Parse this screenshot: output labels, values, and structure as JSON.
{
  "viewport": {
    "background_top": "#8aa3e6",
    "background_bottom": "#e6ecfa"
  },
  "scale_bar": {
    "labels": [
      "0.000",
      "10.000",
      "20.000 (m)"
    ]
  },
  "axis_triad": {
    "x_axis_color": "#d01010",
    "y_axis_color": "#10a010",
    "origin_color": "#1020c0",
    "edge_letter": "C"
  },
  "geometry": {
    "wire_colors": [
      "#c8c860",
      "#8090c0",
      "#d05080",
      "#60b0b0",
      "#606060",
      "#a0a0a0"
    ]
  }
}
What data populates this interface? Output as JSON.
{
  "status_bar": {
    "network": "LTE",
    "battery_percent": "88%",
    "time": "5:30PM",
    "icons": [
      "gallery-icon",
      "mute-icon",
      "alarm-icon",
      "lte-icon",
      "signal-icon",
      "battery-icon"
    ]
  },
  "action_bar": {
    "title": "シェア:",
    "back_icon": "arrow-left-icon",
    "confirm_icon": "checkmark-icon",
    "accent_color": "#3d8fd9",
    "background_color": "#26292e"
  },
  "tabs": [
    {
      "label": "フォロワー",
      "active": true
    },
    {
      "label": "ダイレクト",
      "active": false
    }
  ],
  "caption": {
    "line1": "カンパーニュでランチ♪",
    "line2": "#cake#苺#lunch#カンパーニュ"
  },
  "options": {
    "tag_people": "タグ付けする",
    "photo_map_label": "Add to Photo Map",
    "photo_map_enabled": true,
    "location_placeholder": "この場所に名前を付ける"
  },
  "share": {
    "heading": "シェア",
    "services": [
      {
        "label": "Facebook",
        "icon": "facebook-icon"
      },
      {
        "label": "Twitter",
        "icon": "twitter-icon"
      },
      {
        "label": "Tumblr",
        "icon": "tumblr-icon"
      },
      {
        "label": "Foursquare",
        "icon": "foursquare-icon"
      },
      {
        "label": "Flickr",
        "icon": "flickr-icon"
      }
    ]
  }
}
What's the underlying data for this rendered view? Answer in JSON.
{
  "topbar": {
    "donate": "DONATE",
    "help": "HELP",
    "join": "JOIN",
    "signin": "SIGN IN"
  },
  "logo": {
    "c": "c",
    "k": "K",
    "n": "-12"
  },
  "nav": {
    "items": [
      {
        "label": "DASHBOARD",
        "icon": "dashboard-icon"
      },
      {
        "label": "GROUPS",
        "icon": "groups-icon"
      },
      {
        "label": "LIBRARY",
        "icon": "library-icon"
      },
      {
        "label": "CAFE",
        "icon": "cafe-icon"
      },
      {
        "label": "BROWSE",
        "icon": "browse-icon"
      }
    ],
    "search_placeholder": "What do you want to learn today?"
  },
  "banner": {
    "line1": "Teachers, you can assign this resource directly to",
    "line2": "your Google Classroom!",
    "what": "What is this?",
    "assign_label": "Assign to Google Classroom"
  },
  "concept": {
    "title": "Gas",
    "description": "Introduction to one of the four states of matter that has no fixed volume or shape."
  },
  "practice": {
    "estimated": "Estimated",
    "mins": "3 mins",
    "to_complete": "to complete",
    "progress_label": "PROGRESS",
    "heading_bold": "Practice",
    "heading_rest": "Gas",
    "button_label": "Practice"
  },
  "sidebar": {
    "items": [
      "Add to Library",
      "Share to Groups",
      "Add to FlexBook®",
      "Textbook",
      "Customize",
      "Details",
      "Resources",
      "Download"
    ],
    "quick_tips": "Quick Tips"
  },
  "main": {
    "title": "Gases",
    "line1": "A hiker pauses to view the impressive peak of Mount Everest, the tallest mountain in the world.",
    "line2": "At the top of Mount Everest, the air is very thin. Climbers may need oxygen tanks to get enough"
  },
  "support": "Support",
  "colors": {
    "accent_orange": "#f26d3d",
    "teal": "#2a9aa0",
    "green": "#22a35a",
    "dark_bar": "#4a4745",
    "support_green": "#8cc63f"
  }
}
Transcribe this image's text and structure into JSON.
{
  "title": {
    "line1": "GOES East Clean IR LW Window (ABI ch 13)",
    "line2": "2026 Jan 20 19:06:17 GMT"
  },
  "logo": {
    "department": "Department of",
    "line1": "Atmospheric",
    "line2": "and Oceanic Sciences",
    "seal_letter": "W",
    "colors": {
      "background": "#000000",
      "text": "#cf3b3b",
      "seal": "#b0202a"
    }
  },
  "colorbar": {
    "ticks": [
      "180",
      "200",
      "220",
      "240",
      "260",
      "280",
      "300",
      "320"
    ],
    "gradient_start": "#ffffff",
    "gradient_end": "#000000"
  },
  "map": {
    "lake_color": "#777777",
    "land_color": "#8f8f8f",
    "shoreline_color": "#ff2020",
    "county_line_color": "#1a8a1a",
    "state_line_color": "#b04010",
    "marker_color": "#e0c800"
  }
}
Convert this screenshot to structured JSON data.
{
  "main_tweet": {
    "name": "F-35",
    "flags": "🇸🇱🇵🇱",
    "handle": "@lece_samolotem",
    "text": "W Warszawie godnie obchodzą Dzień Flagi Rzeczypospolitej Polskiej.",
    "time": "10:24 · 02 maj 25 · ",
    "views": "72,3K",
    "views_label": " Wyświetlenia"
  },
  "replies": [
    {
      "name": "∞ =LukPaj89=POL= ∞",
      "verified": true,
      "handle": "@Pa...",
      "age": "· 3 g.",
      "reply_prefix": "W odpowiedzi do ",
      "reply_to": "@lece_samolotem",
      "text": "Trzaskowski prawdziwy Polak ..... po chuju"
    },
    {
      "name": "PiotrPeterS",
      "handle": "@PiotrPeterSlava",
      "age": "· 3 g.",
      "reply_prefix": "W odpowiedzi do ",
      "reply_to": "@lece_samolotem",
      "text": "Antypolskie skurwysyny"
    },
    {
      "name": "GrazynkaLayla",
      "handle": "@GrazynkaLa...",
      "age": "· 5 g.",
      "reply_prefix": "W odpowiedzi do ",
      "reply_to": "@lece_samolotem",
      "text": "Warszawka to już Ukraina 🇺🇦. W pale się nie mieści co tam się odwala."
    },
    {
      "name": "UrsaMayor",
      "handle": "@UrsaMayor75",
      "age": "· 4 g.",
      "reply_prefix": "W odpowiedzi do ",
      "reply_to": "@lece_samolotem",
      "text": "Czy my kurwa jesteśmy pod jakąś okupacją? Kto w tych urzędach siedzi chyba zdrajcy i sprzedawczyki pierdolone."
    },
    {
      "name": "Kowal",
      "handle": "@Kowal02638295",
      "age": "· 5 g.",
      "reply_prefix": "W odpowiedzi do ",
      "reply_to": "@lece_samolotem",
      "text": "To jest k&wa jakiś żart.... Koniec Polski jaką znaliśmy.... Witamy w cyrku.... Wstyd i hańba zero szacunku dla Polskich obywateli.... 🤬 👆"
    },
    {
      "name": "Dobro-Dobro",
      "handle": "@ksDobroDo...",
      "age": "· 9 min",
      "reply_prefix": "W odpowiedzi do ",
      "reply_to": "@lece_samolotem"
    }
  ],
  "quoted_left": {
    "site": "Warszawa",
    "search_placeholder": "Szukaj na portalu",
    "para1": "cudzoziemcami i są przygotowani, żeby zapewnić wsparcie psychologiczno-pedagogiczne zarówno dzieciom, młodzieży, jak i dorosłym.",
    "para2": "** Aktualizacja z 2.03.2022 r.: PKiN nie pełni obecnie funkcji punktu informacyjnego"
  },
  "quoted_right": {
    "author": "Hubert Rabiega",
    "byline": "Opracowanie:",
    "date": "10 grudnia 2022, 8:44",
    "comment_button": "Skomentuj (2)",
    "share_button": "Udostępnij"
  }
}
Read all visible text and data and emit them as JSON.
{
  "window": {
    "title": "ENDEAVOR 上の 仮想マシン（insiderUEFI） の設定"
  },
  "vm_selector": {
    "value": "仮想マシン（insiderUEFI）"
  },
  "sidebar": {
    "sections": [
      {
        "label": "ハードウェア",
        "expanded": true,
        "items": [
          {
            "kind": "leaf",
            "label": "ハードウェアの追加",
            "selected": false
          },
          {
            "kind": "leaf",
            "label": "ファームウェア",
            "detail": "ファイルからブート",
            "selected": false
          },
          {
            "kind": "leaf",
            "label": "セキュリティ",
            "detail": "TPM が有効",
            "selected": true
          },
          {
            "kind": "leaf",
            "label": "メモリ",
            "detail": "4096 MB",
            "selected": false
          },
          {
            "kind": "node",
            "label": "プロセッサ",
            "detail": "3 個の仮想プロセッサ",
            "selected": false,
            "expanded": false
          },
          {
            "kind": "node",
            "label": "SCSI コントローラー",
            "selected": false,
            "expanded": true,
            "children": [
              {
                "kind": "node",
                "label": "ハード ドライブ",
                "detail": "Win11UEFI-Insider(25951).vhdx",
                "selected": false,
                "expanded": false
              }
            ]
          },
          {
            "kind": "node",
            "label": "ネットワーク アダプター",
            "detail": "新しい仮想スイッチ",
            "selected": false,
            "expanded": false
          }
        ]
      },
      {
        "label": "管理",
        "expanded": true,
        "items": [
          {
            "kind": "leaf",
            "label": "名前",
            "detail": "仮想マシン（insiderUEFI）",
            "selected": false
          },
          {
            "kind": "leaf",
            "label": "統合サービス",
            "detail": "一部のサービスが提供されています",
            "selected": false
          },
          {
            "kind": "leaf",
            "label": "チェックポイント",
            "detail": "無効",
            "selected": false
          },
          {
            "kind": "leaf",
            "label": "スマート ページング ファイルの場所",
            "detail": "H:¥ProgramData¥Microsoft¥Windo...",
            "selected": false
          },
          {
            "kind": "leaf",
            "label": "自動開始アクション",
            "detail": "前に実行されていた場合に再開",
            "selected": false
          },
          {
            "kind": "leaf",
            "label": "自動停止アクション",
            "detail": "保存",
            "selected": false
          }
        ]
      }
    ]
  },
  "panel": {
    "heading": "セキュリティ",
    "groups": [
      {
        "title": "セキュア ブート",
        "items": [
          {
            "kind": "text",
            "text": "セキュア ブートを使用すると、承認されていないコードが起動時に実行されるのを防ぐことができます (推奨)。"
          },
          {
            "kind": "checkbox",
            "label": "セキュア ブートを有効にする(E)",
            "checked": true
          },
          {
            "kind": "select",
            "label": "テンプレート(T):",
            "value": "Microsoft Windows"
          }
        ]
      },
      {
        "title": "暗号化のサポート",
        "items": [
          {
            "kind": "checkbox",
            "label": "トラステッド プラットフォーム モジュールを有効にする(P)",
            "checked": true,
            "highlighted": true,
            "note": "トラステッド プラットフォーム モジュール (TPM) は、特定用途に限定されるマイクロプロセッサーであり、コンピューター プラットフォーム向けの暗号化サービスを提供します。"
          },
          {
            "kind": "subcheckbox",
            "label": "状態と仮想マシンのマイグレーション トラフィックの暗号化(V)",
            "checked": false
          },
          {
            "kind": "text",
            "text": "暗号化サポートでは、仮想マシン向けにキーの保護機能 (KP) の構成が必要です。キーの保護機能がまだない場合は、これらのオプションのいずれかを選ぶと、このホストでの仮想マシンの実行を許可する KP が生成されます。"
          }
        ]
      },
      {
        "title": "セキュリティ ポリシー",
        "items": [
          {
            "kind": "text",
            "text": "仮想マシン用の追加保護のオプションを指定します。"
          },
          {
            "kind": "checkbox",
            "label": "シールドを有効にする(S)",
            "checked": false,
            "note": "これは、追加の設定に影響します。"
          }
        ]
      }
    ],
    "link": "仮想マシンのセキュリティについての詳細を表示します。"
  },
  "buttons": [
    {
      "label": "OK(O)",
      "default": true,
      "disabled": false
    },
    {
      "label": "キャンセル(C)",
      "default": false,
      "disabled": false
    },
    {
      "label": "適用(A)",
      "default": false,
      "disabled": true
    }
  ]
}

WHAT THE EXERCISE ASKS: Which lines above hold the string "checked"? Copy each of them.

ANSWER SECTION:
            "checked": true
            "checked": true,
            "checked": false
            "checked": false,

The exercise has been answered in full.